> **Exercise aim**: If a line in the records below contains the word "確認ができ次第", return that line.

[[ Working data open ]]

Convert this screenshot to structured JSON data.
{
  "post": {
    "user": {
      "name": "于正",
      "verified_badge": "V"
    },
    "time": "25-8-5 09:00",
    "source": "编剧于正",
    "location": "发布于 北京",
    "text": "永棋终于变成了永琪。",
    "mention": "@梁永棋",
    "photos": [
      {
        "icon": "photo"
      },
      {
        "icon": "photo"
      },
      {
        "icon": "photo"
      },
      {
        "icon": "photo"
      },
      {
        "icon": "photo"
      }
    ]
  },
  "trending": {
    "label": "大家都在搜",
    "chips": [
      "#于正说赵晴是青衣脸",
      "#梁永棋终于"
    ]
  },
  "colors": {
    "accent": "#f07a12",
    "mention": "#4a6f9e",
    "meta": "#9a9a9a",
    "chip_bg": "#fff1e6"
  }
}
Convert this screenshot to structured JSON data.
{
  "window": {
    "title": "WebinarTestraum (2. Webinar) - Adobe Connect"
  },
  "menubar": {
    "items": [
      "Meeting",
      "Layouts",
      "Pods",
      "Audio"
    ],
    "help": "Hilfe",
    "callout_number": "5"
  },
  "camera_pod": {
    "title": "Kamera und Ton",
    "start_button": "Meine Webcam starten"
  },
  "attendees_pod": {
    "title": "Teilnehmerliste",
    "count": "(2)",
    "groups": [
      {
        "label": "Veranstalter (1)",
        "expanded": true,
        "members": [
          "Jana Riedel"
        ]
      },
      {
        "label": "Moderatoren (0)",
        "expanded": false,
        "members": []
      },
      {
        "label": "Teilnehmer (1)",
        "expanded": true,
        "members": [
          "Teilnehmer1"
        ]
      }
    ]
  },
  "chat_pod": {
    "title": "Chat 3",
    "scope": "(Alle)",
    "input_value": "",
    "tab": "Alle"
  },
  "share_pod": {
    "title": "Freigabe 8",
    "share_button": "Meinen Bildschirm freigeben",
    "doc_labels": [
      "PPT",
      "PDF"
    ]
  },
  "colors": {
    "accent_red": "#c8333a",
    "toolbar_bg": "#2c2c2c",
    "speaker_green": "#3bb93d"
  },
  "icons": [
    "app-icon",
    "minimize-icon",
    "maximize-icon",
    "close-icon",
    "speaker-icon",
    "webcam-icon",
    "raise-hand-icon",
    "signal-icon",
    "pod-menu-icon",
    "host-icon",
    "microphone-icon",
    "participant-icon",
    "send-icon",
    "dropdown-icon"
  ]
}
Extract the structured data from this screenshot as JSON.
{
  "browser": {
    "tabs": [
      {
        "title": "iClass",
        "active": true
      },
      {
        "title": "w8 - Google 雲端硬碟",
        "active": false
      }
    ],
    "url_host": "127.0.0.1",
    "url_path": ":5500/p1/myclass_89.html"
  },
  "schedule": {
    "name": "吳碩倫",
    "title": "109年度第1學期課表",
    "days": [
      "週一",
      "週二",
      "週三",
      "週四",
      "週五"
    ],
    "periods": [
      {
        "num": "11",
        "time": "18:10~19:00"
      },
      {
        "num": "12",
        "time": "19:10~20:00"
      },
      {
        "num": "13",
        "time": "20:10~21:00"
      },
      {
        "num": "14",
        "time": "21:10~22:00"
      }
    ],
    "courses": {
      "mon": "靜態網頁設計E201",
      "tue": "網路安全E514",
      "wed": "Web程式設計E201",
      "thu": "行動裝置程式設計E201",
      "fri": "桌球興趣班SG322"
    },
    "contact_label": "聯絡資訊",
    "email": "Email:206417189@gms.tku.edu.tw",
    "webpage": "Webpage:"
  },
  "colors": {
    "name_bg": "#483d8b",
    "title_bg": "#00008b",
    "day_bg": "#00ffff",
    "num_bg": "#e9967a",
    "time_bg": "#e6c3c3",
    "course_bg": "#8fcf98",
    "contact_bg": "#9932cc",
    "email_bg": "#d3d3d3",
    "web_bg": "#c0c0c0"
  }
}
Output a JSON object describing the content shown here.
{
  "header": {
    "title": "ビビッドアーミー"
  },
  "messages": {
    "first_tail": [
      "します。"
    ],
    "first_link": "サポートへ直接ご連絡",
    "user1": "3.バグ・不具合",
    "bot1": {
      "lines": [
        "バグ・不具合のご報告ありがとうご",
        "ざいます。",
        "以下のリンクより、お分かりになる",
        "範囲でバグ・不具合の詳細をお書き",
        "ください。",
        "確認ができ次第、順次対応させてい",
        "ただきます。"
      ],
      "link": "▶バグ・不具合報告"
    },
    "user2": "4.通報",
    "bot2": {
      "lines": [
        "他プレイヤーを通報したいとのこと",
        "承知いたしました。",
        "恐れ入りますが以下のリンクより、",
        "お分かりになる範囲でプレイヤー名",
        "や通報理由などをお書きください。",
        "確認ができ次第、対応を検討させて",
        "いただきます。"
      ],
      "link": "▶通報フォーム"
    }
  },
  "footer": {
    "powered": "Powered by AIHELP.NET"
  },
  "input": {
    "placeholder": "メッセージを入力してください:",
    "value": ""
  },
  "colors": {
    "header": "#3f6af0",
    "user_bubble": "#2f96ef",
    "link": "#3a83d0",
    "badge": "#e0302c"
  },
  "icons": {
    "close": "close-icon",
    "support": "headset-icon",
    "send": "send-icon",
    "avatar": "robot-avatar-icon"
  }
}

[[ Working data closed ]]

> **Response to the exercise**:
        "確認ができ次第、順次対応させてい",
        "確認ができ次第、対応を検討させて",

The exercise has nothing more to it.